Note that this free energy of mixing is always negative (since each $x_i$ is positive and each $ln x_i$ must be negative) i.e. ideal solutions are always completely miscible.

The equation above can be expressed in terms of chemical potentials of the individual components

$Delta G_\left\{mathrm\left\{m,mix\right\}\right\} = sum_i x_i Deltamu_\left\{i,mathrm\left\{mix\right\}\right\}$
where $Deltamu_\left\{i,mathrm\left\{mix\right\}\right\}=RTln x_i$ is the change in chemical potential of $i$ on mixing.

If the chemical potential of pure liquid $i$ is denoted $mu_i^*$, then the chemical potential of $i$ in an ideal solution is

$mu_i = mu_i^* + Delta mu_\left\{i,mathrm\left\{mix\right\}\right\} = mu_i^* + RT ln x_i$

Any component $i$ of an ideal solution obeys Raoult's Law over the entire composition range:

$P_\left\{i\right\}=\left(P_\left\{i\right\}\right)_\left\{pure\right\} x_i$
where
$\left(P_i\right)_\left\{pure\right\},$ is the equilibrium vapor pressure of the pure component
$x_i,$ is the mole fraction of the component in solution

It can also be shown that volumes are strictly additive for ideal solutions.

## Non-ideality

Deviations from ideality can be described by the use of Margules functions or activity coefficients.

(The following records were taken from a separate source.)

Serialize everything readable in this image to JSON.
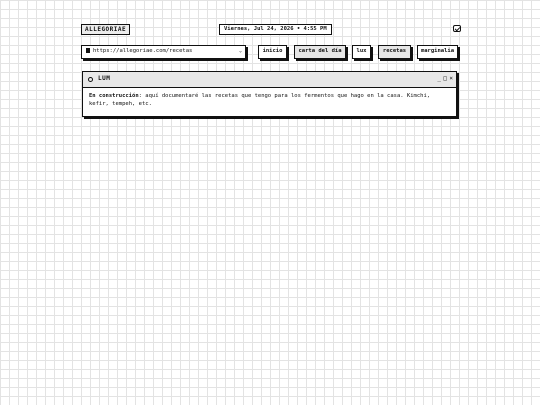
{
  "header": {
    "logo": "ALLEGORIAE",
    "datetime": "Viernes, Jul 24, 2026 • 4:55 PM",
    "mail_icon": "mail-icon"
  },
  "address_bar": {
    "url": "https://allegoriae.com/recetas",
    "page_icon": "page-icon",
    "caret": "⌄"
  },
  "nav": {
    "items": [
      {
        "label": "inicio"
      },
      {
        "label": "carta del día"
      },
      {
        "label": "lux"
      },
      {
        "label": "recetas"
      },
      {
        "label": "marginalia"
      }
    ]
  },
  "window": {
    "title": "LUM",
    "minimize": "_",
    "maximize": "□",
    "close": "×",
    "body_bold": "En construcción",
    "body_text": ": aquí documentaré las recetas que tengo para los fermentos que hago en la casa. Kimchi, kefir, tempeh, etc."
  }
}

A single Margules parameter may be sufficient to describe the properties of the solution if the deviations from ideality are modest; such solutions are termed regular.

In contrast to ideal solutions, where volumes are strictly additive and mixing is always complete, the volume of a non-ideal solution is not, in general, the simple sum of the volumes of the component pure liquids and solubility is not guaranteed over the whole composition range.